Come in! Come in!

"If you are a dreamer, come in. If you are a dreamer, a wisher, a liar, a Hope-er, a Pray-er, a Magic Bean buyer; if you're a pretender, come sit by my fire. For we have some flax-golden tales to spin. Come in! Come in!" -- Shel Silverstein

Sunday, February 03, 2008

A poem as prayer for Mother.

Blood is thicker than water.
It has of’t been said.

I’m off to see my mother
lying in the Intensive Care Unit
of a hospital where

I might have been born
except it wasn’t where
immigrants bore their children.

That was a place for the rich
the established.
the ‘landed gentry’.

Which we were, decidedly, not.

I am off on a quest
not seek an answer
to a question,
but to answer
the questions she has
with the truth of my life

I am off to tell my mother
what I need to say to her
before she dies.

To offer forgiveness
to bring true repentance
and amendment of ways.

To carry on the family legacy
of telling secrets
and ‘the truth’, as I know it,
buried deep in my heart.

I have freed myself of the need
to hear her response,
whatever it may be.

I have learned the lessons
this life has brought me.
She has learned the lessons
of her own life.

Buried deep in my heart
I know the truth.

Buried deep in my heart,
I hold the secret.

Blood is thicker than water.

And, blood is what binds us,
She to me and I to her.


(With grateful thanksgiving to my Chief Pastor, Mark Beckwith, who provided a clarifying conversation while in his car, on his cell phone, on his way to Philadelphia.)

Sunday afternoon update: Mother went into septic shock in the middle of the night and was transferred to ICU. She was started on a new antibiotic and when my sister went in to see her at noon, Mother was sitting up in bed, eating a light lunch.
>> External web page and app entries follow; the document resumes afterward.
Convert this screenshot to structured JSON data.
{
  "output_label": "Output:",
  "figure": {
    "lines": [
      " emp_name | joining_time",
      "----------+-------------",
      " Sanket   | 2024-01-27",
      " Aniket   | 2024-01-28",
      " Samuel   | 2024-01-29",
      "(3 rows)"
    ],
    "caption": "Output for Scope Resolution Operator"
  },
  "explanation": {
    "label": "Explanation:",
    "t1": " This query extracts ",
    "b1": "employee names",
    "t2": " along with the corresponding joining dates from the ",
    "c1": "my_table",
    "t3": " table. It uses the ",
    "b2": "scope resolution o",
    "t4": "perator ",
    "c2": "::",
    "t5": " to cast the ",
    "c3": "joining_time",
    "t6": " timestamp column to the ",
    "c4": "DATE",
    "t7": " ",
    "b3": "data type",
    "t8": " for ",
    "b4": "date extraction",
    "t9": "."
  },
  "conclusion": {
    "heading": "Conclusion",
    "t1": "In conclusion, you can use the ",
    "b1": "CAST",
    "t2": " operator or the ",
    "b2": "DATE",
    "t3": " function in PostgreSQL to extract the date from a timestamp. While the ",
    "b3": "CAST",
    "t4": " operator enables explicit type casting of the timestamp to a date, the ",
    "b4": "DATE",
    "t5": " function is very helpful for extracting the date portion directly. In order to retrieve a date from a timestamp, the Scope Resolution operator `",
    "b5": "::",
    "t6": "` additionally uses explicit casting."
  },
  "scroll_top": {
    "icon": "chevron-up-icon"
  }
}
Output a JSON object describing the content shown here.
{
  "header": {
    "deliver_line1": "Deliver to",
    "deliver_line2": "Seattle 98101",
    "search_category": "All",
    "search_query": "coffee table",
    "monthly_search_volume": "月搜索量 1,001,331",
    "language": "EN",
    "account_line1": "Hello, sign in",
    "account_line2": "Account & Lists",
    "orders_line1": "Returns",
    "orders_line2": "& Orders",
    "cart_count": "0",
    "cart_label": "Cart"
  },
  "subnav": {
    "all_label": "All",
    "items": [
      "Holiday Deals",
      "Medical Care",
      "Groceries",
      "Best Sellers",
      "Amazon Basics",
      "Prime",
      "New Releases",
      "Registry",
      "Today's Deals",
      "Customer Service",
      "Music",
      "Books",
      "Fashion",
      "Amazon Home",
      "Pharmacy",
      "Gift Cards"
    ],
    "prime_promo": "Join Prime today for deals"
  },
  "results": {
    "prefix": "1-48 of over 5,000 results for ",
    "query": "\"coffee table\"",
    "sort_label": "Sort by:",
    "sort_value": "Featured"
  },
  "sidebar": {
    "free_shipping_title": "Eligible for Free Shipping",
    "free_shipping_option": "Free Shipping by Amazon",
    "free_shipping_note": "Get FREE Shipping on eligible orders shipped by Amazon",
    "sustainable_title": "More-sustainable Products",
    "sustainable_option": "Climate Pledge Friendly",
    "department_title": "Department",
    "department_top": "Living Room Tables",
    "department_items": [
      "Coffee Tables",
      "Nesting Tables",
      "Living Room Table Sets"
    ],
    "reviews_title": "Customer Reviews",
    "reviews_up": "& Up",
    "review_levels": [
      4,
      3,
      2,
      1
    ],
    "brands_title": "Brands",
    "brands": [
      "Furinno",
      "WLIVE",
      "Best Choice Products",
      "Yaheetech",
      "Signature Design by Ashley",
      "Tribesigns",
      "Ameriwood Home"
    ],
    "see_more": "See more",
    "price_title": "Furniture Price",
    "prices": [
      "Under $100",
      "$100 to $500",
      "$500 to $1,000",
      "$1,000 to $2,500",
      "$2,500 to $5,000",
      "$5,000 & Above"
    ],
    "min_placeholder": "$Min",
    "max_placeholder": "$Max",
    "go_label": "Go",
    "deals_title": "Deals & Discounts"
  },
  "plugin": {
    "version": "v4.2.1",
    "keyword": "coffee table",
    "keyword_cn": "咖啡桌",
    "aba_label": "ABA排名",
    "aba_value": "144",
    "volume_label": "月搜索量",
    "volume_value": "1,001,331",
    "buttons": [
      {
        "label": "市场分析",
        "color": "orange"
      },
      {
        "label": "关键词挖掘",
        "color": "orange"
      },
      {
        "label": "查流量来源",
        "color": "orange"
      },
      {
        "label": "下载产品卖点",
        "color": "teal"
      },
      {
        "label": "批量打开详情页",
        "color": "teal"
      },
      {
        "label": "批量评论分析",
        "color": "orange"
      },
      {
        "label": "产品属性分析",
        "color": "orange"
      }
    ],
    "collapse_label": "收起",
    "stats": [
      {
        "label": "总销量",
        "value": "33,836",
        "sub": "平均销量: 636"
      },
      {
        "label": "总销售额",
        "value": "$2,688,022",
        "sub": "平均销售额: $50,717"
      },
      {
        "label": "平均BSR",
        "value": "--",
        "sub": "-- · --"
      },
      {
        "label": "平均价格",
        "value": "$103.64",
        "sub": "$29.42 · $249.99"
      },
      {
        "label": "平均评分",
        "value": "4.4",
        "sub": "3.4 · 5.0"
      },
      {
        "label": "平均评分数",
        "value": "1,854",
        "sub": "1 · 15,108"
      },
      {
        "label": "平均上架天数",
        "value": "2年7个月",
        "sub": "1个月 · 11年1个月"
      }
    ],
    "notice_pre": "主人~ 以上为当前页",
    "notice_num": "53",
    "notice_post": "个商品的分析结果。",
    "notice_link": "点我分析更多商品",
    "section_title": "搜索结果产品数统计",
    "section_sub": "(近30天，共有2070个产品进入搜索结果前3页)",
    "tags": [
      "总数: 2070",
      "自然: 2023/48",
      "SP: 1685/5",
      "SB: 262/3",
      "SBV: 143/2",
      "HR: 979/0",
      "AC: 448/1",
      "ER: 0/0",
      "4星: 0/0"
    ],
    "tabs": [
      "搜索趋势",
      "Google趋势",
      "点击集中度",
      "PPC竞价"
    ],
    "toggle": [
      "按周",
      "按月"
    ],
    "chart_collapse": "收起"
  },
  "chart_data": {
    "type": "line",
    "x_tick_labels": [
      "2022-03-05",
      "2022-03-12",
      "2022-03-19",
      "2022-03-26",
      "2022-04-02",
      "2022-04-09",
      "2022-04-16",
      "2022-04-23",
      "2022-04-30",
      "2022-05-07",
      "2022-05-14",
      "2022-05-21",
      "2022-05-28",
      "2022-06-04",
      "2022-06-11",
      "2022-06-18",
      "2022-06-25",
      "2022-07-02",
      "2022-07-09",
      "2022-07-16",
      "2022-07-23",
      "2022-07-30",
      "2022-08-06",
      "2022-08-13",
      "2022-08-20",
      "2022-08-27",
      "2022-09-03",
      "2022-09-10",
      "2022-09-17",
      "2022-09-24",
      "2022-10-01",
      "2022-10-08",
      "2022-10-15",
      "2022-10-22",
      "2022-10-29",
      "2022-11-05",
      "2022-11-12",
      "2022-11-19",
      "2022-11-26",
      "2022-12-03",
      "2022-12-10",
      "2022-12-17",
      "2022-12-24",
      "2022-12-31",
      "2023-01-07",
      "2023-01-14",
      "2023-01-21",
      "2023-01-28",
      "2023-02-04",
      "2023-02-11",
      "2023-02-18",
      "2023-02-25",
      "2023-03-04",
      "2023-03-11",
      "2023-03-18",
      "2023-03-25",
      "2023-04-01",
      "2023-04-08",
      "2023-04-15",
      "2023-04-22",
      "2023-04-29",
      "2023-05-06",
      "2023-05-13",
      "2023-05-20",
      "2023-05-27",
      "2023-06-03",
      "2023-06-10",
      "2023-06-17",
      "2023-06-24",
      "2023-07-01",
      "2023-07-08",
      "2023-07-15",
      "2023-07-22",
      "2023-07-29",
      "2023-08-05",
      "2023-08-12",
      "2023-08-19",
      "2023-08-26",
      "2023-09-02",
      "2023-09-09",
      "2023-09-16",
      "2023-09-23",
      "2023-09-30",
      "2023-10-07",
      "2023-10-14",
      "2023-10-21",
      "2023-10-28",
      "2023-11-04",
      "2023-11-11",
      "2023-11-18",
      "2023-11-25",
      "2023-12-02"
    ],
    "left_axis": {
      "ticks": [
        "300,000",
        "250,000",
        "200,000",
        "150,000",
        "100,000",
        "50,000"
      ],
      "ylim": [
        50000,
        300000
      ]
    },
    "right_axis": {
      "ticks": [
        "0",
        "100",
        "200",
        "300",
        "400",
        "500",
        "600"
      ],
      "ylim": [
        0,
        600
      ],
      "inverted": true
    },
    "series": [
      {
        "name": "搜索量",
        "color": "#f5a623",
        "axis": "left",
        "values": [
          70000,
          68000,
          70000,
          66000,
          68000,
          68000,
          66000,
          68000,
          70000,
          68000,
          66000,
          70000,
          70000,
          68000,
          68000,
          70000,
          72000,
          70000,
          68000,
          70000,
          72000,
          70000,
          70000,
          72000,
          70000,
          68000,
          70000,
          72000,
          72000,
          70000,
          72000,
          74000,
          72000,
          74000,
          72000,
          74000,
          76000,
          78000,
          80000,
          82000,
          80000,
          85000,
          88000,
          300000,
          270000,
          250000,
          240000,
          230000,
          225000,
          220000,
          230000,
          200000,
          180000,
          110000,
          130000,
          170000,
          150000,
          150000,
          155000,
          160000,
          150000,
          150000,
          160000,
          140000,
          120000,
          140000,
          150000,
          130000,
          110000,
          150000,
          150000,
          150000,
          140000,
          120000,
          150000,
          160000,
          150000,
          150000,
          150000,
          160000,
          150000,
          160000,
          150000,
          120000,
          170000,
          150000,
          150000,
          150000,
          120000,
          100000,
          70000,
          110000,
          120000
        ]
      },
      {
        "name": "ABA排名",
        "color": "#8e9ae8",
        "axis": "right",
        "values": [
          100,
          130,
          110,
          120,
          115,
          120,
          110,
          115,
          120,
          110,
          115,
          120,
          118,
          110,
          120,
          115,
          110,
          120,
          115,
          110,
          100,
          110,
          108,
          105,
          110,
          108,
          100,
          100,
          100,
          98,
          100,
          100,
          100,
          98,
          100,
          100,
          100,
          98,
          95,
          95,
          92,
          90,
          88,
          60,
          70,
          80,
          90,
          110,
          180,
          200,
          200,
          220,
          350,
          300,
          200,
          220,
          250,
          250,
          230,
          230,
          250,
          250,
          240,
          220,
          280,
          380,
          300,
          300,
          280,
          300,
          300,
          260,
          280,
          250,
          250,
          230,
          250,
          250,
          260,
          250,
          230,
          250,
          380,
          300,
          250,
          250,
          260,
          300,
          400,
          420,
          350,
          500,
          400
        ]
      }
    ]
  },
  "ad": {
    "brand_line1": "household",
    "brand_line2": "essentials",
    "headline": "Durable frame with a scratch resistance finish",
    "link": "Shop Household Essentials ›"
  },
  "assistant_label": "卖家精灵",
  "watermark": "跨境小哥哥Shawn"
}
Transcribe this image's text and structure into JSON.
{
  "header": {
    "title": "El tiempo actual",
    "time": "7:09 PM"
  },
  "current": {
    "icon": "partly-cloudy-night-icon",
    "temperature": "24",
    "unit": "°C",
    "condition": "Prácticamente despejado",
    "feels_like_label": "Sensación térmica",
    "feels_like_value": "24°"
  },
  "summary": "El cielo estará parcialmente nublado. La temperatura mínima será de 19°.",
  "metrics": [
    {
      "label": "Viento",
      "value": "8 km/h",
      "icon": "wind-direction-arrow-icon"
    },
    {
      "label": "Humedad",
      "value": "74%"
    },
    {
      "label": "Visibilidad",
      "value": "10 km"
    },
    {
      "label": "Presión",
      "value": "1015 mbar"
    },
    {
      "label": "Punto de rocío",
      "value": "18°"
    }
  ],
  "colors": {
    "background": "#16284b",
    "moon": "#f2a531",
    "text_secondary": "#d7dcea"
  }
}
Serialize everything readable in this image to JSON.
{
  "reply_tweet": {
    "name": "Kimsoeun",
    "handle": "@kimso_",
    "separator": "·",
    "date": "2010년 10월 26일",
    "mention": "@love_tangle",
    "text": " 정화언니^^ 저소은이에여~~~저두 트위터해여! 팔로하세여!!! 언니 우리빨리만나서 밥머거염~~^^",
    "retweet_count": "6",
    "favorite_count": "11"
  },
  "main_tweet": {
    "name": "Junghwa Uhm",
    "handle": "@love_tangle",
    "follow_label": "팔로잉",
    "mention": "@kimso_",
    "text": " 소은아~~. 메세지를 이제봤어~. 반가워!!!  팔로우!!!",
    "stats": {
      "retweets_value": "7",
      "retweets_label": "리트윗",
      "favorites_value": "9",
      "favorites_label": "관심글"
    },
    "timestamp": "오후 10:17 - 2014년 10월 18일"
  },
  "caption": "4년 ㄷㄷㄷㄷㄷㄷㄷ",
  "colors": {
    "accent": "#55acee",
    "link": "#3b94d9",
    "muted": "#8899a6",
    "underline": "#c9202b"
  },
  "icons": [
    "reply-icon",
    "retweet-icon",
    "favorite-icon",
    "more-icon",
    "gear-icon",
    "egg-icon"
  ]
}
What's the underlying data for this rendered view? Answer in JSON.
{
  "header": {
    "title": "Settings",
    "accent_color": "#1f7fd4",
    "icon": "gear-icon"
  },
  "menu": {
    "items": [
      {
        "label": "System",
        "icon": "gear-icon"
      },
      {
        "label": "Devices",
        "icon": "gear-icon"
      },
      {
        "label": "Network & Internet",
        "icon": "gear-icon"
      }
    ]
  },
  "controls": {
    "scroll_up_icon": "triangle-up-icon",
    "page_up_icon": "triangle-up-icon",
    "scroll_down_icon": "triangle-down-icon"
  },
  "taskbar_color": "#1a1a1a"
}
A born fighter with stubbornness deeply imbedded in her DNA, she has rallied once again. I'm awaiting a call from one of my daughters who is out of the country to determine when it is I drive up to see her.

Thank you all for keeping this vigil of prayer with me. It is good to watch and wait with 'ye watchers and ye holy ones'. Alleluia! (Whatever is it that people do, in times like these, who don't have communities of prayer to support and sustain them?)


Rowan The Dog said...

This is a beautiful poem. May you have peace, and angels attend all around.

Caminante said...

Just coming in and joining in the vigil of prayer for your mother and you.

Kirkepiscatoid said...

Hang in there. I feel like I know your mom in a lot of ways. There are a lot of echoes of my late grandparents (born in 1917 and 1924) that ring true in your mom's story. That generation that lived through WWII and the Depression has been the strongest bond of my faith, that even in the deepest dark, "We'll get through this somehow."

That generation is leaving us, and God, how I want them to stay and watch over me.